> This is an important feature for developers who wish to leverage  
> HTTP content-negotiation, and require HTML hyperlinks that specify  
> requests to URIs with a specific Accept header preference.

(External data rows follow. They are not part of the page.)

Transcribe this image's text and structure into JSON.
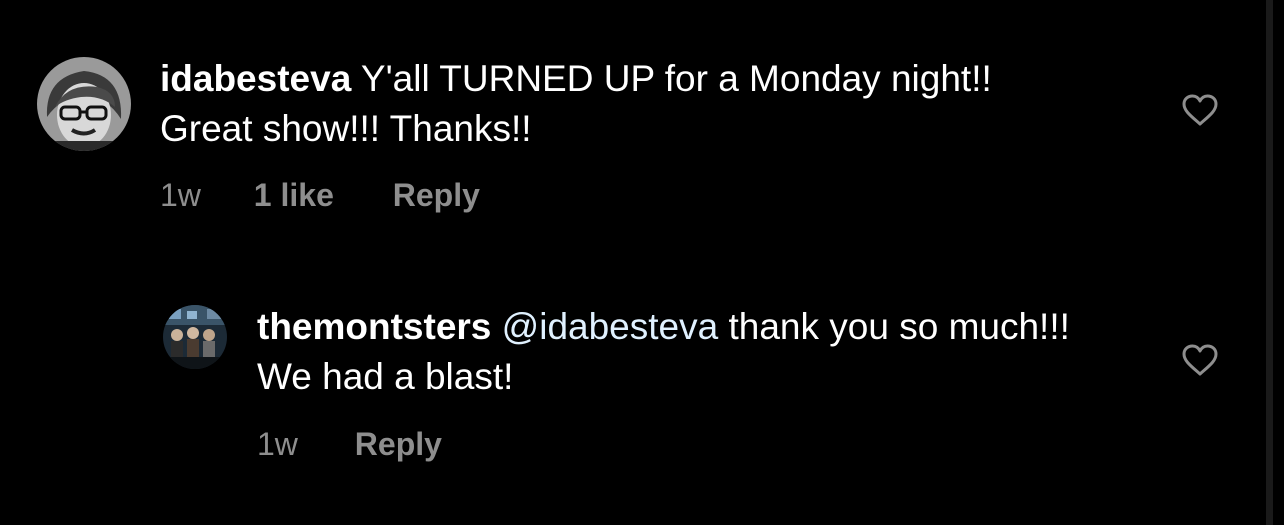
{
  "comments": [
    {
      "username": "idabesteva",
      "text": "Y'all TURNED UP for a Monday night!! Great show!!! Thanks!!",
      "time": "1w",
      "likes": "1 like",
      "reply_label": "Reply",
      "like_icon": "heart-outline-icon"
    },
    {
      "username": "themontsters",
      "mention": "@idabesteva",
      "text": "thank you so much!!! We had a blast!",
      "time": "1w",
      "reply_label": "Reply",
      "like_icon": "heart-outline-icon"
    }
  ],
  "colors": {
    "background": "#000000",
    "text": "#ffffff",
    "muted": "#8e8e8e",
    "mention": "#e0f1ff"
  }
}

There are  
> use cases in which the distinction between a resource's  
> representations are relevant to the flow of an html driven  
> application, e.g. the difference to a browser between an atom and an  
> html representation of a blog resource.
> <a href="/blog" type="text/html">My blog (HTML)</a>
> <a href="/blog" type="application/atom+xml">My blog (Atom Feed)</a>

That would be contrary to the design goals of content negotiation.

The purpose of conneg is to remove such explicit type indications
from the distributed content (HTML) so that such coupling of
standards would not be embedded in the web for eternity.  The rel
attribute should be used to state the purpose of a generic link
so that the user agent can adjust its acceptance criteria
according to that purpose, not according to some specific
media format.  Existing formats are revised or replaced by
alternative formats far more often than the relation semantics
(and names) change, and giving the user agent the flexibility
to support new media types without changing existing content
is critical to enabling deployment of new types.


Received on Tuesday, 20 October 2009 00:47:29 UTC